Please reproduce every record exactly as written, leaving out the pictures.

━━━ Extracted data ━━━

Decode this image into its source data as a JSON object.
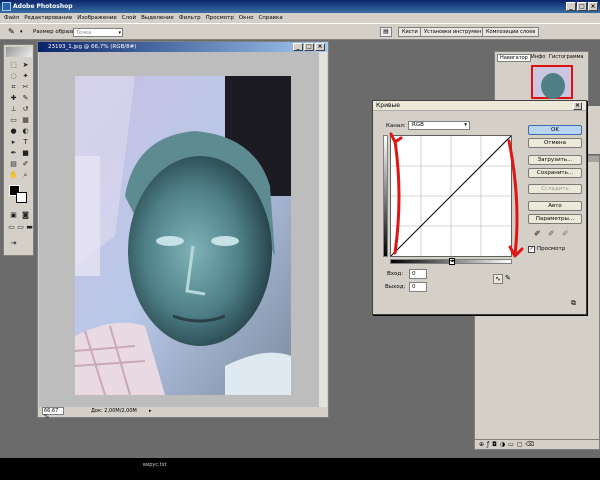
{
  "app": {
    "title": "Adobe Photoshop"
  },
  "menu": [
    "Файл",
    "Редактирование",
    "Изображение",
    "Слой",
    "Выделение",
    "Фильтр",
    "Просмотр",
    "Окно",
    "Справка"
  ],
  "options": {
    "sample_size_label": "Размер образца:",
    "sample_size_value": "Точка"
  },
  "palette_tabs": [
    "Кисти",
    "Установки инструментов",
    "Композиции слоев"
  ],
  "document": {
    "title": "23193_1.jpg @ 66,7% (RGB/8#)",
    "zoom": "66,67 %",
    "doc_info": "Док: 2,00M/2,00M"
  },
  "curves": {
    "title": "Кривые",
    "channel_label": "Канал:",
    "channel_value": "RGB",
    "input_label": "Вход:",
    "input_value": "0",
    "output_label": "Выход:",
    "output_value": "0",
    "preview_label": "Просмотр",
    "buttons": {
      "ok": "OK",
      "cancel": "Отмена",
      "load": "Загрузить...",
      "save": "Сохранить...",
      "smooth": "Сгладить",
      "auto": "Авто",
      "options": "Параметры..."
    }
  },
  "navigator": {
    "tabs": [
      "Навигатор",
      "Инфо",
      "Гистограмма"
    ]
  },
  "taskbar": {
    "item": "вирус.txt"
  },
  "colors": {
    "annotation": "#e21515",
    "title_bar": "#0a246a",
    "chrome": "#d4d0c8"
  }
}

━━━

■ **Answer box**
Decode this image into its source data as a JSON object.
{
  "app": {
    "title": "Adobe Photoshop"
  },
  "menu": [
    "Файл",
    "Редактирование",
    "Изображение",
    "Слой",
    "Выделение",
    "Фильтр",
    "Просмотр",
    "Окно",
    "Справка"
  ],
  "options": {
    "sample_size_label": "Размер образца:",
    "sample_size_value": "Точка"
  },
  "palette_tabs": [
    "Кисти",
    "Установки инструментов",
    "Композиции слоев"
  ],
  "document": {
    "title": "23193_1.jpg @ 66,7% (RGB/8#)",
    "zoom": "66,67 %",
    "doc_info": "Док: 2,00M/2,00M"
  },
  "curves": {
    "title": "Кривые",
    "channel_label": "Канал:",
    "channel_value": "RGB",
    "input_label": "Вход:",
    "input_value": "0",
    "output_label": "Выход:",
    "output_value": "0",
    "preview_label": "Просмотр",
    "buttons": {
      "ok": "OK",
      "cancel": "Отмена",
      "load": "Загрузить...",
      "save": "Сохранить...",
      "smooth": "Сгладить",
      "auto": "Авто",
      "options": "Параметры..."
    }
  },
  "navigator": {
    "tabs": [
      "Навигатор",
      "Инфо",
      "Гистограмма"
    ]
  },
  "taskbar": {
    "item": "вирус.txt"
  },
  "colors": {
    "annotation": "#e21515",
    "title_bar": "#0a246a",
    "chrome": "#d4d0c8"
  }
}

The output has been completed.